What you need to do
From the records below, copy every line that contains the word "chevron".

(Dataset rows for apps and sites)
╔══
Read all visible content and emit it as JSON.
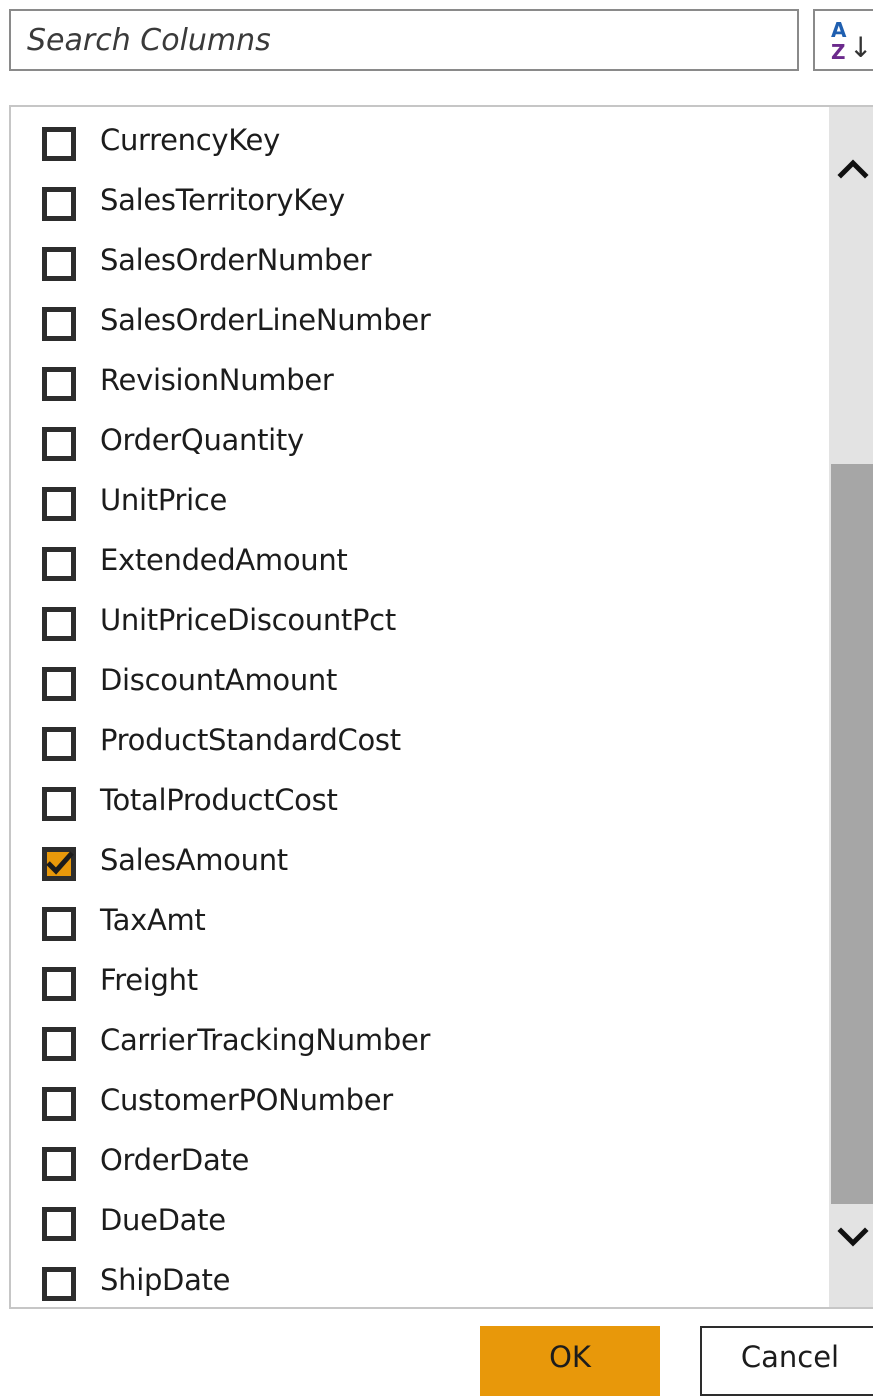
{
  "search": {
    "placeholder": "Search Columns",
    "value": ""
  },
  "sort_button": {
    "icon": "sort-az-icon",
    "glyph_top": "A",
    "glyph_bottom": "Z",
    "arrow": "↓"
  },
  "columns": [
    {
      "label": "CurrencyKey",
      "checked": false
    },
    {
      "label": "SalesTerritoryKey",
      "checked": false
    },
    {
      "label": "SalesOrderNumber",
      "checked": false
    },
    {
      "label": "SalesOrderLineNumber",
      "checked": false
    },
    {
      "label": "RevisionNumber",
      "checked": false
    },
    {
      "label": "OrderQuantity",
      "checked": false
    },
    {
      "label": "UnitPrice",
      "checked": false
    },
    {
      "label": "ExtendedAmount",
      "checked": false
    },
    {
      "label": "UnitPriceDiscountPct",
      "checked": false
    },
    {
      "label": "DiscountAmount",
      "checked": false
    },
    {
      "label": "ProductStandardCost",
      "checked": false
    },
    {
      "label": "TotalProductCost",
      "checked": false
    },
    {
      "label": "SalesAmount",
      "checked": true
    },
    {
      "label": "TaxAmt",
      "checked": false
    },
    {
      "label": "Freight",
      "checked": false
    },
    {
      "label": "CarrierTrackingNumber",
      "checked": false
    },
    {
      "label": "CustomerPONumber",
      "checked": false
    },
    {
      "label": "OrderDate",
      "checked": false
    },
    {
      "label": "DueDate",
      "checked": false
    },
    {
      "label": "ShipDate",
      "checked": false
    }
  ],
  "scrollbar": {
    "up_icon": "chevron-up-icon",
    "down_icon": "chevron-down-icon"
  },
  "buttons": {
    "ok_label": "OK",
    "cancel_label": "Cancel"
  },
  "colors": {
    "accent": "#e8980a",
    "checkbox_border": "#2d2d2d",
    "scrollbar_track": "#e3e3e3",
    "scrollbar_thumb": "#a6a6a6",
    "sort_icon_blue": "#1f5fb0",
    "sort_icon_purple": "#6b2a8c"
  }
}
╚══
Result for this exercise
    "up_icon": "chevron-up-icon",
    "down_icon": "chevron-down-icon"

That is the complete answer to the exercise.